Life can be difficult. To many it can seem almost too difficult.
There is always a challenge to meet and overcome before the next one comes. Some challenges are hard to handle and some are more bearable. We all look forward and hope someday to reach what we call “perfection.” Yet in the entire history of mankind, there has been only one living soul who ever attained that lofty state of perfection: Jesus Christ, the Son of the Living God.
Jesus Christ was perfect before He dwelt on Earth, and then He completed His Father’s mission here on Earth with total perfection. The legacy to us of His monumental work is eternal life to those who continue seeking perfection — or in other words, we are to work to become like Him. The Savior even commanded us to “[b]e ye therefore perfect” (Matthew 5:48).

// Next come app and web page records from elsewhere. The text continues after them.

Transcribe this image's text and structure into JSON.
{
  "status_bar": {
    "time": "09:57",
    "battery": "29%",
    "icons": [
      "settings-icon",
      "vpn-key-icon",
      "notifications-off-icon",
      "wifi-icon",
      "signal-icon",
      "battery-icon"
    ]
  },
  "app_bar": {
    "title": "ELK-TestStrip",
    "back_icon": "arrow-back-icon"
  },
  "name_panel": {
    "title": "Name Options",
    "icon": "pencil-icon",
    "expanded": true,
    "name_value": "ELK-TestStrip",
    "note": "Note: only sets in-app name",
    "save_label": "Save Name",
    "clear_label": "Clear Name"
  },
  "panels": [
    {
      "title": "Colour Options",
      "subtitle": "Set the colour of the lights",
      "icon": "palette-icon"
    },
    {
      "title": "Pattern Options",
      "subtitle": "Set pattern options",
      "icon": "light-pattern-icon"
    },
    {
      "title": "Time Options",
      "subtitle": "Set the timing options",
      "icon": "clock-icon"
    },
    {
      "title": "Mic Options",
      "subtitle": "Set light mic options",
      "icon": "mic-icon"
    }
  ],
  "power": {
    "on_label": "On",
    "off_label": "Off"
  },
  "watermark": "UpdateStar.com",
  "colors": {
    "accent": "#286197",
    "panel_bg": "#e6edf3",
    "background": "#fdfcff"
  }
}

We are all imperfect beings and will always be so until we finish our work here on the earth and return to our Father in Heaven. Until then we will always be struggling in a constant effort to overcome our weaknesses an imperfections. The great promise we have been given is the knowledge that through our attitudes and work ethic, we can overcome or learn to cope with most of our weaknesses. In making the effort to improve ourselves, we become stronger. A weightlifter never will gain the strength he desires to compete in his field if he simply thinks about it and makes no effort to constantly lift heavier and heavier weights. All his struggles are not in vain — they make him stronger.
The imperfections we must overcome are not all the same. Some of us are born with physical deficiencies, like loss of limbs or a congenital problems that limit our physical or mental growth. Others have physical impairments come to them either by illness or accident. For many of us to achieve any degree of proficiency or skill in this life, we must expend great effort to overcome these limitations. Very few people achieve greatness without extreme devotion to their cause, and practice makes perfect. Whatever effort we chose to make will improve us and will always bear fruit.
History has shown us that physical or mental limitations do not mean we cannot grow and rise above them. Emma Smith, Joseph Smith’s wife, was quoted as saying that Joseph at the time of the translating of the Book of Mormon could hardly write a grammatically correct sentence, let alone the entire Book of Mormon. Yet it did not stop this largely self-educated man from writing countless letters and articles during his short life.
For another example, look to the great prophet and leader Moses. For forty years he led his people in the wilderness and gave us the first five books of the Bible. Yet he could not speak well in public — so the Lord gave him Aaron to speak for him. His inability to speak never prohibited him from doing the Lord’s work in a monumental way.
Finally, in our own day, who cannot learn from the example of Helen Keller? Born blind and deaf, she was destined to remain in a cocoon of darkness and solitude with no contact with the world around her. But she had the sense of touch and used it to communicate with the outside world. She learned to use her fingers to tap out her thoughts in a form of braille. In doing so, she changed the whole world.
The greatest challenge we have in life is to do the absolute best with what we have. That is all God asks of us. For many years I have had a comic strip mounted on my office wall. It’s a piece by Johnny Hart from his B.C. comic strip series which runs in most newspapers daily. I look at it often because it has changed my life. It is the most perfect explanation of this desire we all must have to do the best we can with what we have.
In the strip, an old handicapped man sits under a tree. He has one good leg and a one peg leg. The captions read:
I’m thankful that I have one leg.
To limp is no disgrace.
Although I can’t be number one
I can still run the race.
It’s not the things you cannot do,
That makes you what you are,
It’s doing good with what you’ve got
That lights the morning star.
To all of us who feel somehow crippled and as though we are running too slowly in life’s race, let us remember: “It’s doing good with what you’ve got that lights the morning star.” Never give up. The world always needs another morning star.
George Domm was born and raised in upstate New York around historical LDS sites such as the Hill Cumorah and Palmyra. He was very familiar with the Church long before he was baptized in 1959. Soon after joining, he found himself serving a full-time mission for the Church in Berlin, Germany. That was his first of four missions! George currently lives in American Fork, UT with his wife, Margaret, and busies himself trying to keep up with their 11 children and 42 grandchildren. He loves to do family history and play golf with "all the old men in our neighborhood." His goal is to one day shoot his age, 74.